The more we know, the harder it is to be groundbreaking. The burden of knowledge is changing the way we work, and who drives innovation.
Close your eyes and think about the word "innovator." Who comes to mind? A twenty-something Silicon Valley prodigy? A brilliant high-schooler presenting her work at the White House Science Fair?
While those people undoubtedly exist, economist Ben Jones, Gordon and Llura Gund Family Professor of Entrepreneurship and Faculty Director of the Kellogg Innovation and Entrepreneurship Initiative at Northwestern University, says the popular image of innovators isn't necessarily accurate. Jones' research has shown that baby boomers are actually important drivers of innovation in the technology industry.
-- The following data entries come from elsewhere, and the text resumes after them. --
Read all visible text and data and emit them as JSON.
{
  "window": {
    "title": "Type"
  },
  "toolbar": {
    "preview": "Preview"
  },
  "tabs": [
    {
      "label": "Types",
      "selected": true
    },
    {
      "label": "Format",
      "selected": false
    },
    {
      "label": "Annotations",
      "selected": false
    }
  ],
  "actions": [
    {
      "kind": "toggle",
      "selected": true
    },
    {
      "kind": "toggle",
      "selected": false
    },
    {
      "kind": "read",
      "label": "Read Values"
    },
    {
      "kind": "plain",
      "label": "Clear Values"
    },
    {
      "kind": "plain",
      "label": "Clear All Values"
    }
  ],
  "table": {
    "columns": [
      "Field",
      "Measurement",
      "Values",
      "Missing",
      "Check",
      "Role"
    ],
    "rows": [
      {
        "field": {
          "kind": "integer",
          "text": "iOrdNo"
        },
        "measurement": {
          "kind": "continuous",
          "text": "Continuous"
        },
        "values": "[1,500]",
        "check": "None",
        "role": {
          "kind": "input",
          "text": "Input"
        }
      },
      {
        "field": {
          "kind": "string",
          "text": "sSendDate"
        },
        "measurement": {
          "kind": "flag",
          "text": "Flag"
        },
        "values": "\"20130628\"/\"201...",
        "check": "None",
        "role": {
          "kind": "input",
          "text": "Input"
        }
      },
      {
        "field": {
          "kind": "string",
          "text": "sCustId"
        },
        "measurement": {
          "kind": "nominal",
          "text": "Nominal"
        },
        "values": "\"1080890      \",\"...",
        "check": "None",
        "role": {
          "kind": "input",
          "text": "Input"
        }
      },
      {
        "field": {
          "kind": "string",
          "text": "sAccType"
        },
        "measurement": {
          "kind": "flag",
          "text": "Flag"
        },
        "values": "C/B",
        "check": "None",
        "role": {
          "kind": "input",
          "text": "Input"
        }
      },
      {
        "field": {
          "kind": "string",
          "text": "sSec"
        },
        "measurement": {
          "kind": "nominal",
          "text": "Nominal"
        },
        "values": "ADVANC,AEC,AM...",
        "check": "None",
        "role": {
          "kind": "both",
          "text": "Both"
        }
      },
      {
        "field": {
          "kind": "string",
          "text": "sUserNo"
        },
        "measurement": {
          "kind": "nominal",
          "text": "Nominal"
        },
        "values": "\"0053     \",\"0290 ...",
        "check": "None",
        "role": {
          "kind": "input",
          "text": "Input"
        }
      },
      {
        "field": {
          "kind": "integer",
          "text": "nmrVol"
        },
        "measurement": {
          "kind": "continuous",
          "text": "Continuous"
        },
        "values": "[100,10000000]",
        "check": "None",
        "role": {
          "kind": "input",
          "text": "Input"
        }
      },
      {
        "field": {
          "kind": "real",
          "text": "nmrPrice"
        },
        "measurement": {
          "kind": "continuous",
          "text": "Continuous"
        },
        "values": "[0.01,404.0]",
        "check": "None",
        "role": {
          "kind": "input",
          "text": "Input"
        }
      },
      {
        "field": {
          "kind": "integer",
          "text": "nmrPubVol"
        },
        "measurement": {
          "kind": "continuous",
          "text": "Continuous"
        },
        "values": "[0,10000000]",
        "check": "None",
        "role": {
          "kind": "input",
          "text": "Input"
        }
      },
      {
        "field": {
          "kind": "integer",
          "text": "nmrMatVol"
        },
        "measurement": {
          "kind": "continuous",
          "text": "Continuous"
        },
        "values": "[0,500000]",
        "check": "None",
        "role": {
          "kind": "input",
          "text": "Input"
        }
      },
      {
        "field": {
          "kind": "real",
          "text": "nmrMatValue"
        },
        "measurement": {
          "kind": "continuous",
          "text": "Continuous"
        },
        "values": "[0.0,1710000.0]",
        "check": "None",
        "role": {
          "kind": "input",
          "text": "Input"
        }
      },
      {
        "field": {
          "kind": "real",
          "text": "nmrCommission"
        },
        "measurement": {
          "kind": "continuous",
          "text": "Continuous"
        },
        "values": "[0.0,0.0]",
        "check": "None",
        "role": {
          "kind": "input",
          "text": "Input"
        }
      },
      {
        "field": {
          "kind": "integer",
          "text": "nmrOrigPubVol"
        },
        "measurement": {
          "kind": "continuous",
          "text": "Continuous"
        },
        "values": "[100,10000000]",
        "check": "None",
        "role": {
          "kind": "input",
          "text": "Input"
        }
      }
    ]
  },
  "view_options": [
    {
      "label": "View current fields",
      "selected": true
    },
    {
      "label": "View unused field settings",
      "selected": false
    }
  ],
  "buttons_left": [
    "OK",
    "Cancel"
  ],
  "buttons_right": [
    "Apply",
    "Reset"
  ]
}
To understand why, let's step back a few hundred years. In 1543, when Copernicus put forward the idea that the Earth revolves around the Sun, and not vice versa, it was earth shattering. Decades later, the idea was still so controversial that Galileo's observations to the same effect earned him a run-in with the Inquisition. Today, though, it's considered a simple fact; we learn it in elementary school and it's used as a benchmark of science literacy.
While there is still plenty to learn about the world, we've learned a lot over the past five hundred or so years. That means mastering even the basics of our collective knowledge takes a lot more time and schooling than it used to. Getting to the cutting edge of any one field means years more education, plus specialization. Achieving the combined breadth and depth of knowledge we associate with Renaissance thinkers is nearly impossible today.
Jones calls this the burden of knowledge. It may seem a rather negative term for what is, in essence, an embarrassment of riches. But when there's more to know than any one brain can reasonably hold (or any one person can spend the time to learn), it can become an obstacle. Fortunately, there are ways to overcome this burden. For example, collaboration.
As anyone who has opened a scientific journal in recent years can attest (and research corroborates), the size of experimental teams has grown tremendously in the past few decades. Bringing together groups of people, each with advanced understanding in one particular area, spreads the weight of the knowledge-burden.
It also necessitates a new kind of team player - a generalist with enough knowledge to talk to the specialists and enough perspective to see the big picture. Maturity, experience, and creativity are also important attributes for this twenty-first century innovator. Jones says its a perfect description for some of the most successful (middle-aged) tech sector CEOs, like Steve Jobs.
So, take heart. Just because you've passed your twenty-fifth birthday doesn't mean you're over the innovation hill. Good to know, right?